Dithering does not stop here. More elaborate dithering schemes shape the noise such that it is mainly present at higher frequencies where the human ear is less sensitive. This means that the audible noise is much lower. The link below is again the 16 bit source quantized to 8 bits with noise-shaped dithering. Probably hard to believe that this is only an 8 bit system! Note that the music is not distorted at all, despite the 8 bit resolution. Remember, a 16 bit system has 65,536 quantization steps while a 8 bit system has only 256 quantization steps a huge difference. And still, the properly dithered 8 bit system sounds great. http://www.weiss-highend.ch/computerplayback/shapeddither.mp3

This is what a properly dithered level control is capable to do. You have heard the 8 bit version, imagine that with todays 24 bit converters no question that a level control with a 24 bit wordlength easily rivals the best analog level controls. By the way, 24 bits means 16,777,216 quantization steps. The last example below toggles the noiseshaping dither on and off to give a good contrast between dither / no dither versions. http://www.weiss-highend.ch/computerplayback/togglingdither.mp3

Dithering is used in many disciplines. The pictures below show dithering applied when quantizing picture data.
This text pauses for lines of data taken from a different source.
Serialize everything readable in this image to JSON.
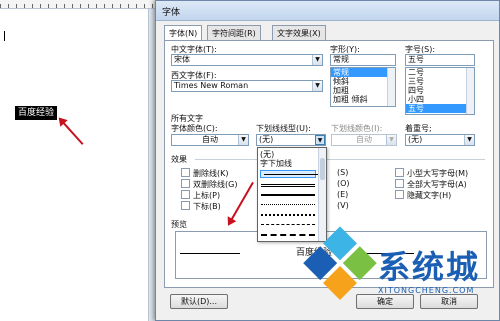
{
  "document": {
    "selected_text": "百度经验"
  },
  "dialog": {
    "title": "字体",
    "tabs": [
      {
        "label": "字体(N)",
        "active": true
      },
      {
        "label": "字符间距(R)",
        "active": false
      },
      {
        "label": "文字效果(X)",
        "active": false
      }
    ],
    "chinese_font": {
      "label": "中文字体(T):",
      "value": "宋体"
    },
    "western_font": {
      "label": "西文字体(F):",
      "value": "Times New Roman"
    },
    "style": {
      "label": "字形(Y):",
      "value": "常规",
      "options": [
        "常规",
        "倾斜",
        "加粗",
        "加粗 倾斜"
      ],
      "selected": "常规"
    },
    "size": {
      "label": "字号(S):",
      "value": "五号",
      "options": [
        "二号",
        "三号",
        "四号",
        "小四",
        "五号"
      ],
      "selected": "五号"
    },
    "all_text_label": "所有文字",
    "font_color": {
      "label": "字体颜色(C):",
      "value": "自动"
    },
    "underline_type": {
      "label": "下划线线型(U):",
      "value": "(无)"
    },
    "underline_color": {
      "label": "下划线颜色(I):",
      "value": "自动"
    },
    "emphasis": {
      "label": "着重号;",
      "value": "(无)"
    },
    "effects_label": "效果",
    "effects_left": [
      "删除线(K)",
      "双删除线(G)",
      "上标(P)",
      "下标(B)"
    ],
    "effects_right": [
      "小型大写字母(M)",
      "全部大写字母(A)",
      "隐藏文字(H)"
    ],
    "effects_mid_suffix": [
      "(S)",
      "(O)",
      "(E)",
      "(V)"
    ],
    "preview_label": "预览",
    "preview_text": "百度经验",
    "buttons": {
      "default": "默认(D)...",
      "ok": "确定",
      "cancel": "取消"
    },
    "underline_popup": {
      "options": [
        "(无)",
        "字下加线"
      ],
      "line_styles": [
        "solid",
        "double",
        "thick",
        "dotted",
        "dashed",
        "dash-dot",
        "dash-dot-dot"
      ]
    }
  },
  "watermark": {
    "text": "系统城",
    "url": "XITONGCHENG.COM",
    "colors": {
      "blue": "#1a5fb4",
      "green": "#7ac143",
      "orange": "#f7a21b",
      "lightblue": "#3cb4e6"
    }
  },
  "colors": {
    "selection": "#3399ff",
    "arrow": "#c8101e"
  }
}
Original:

Quantized w/o dithering:

Quantized with dithering:

2009, Daniel Weiss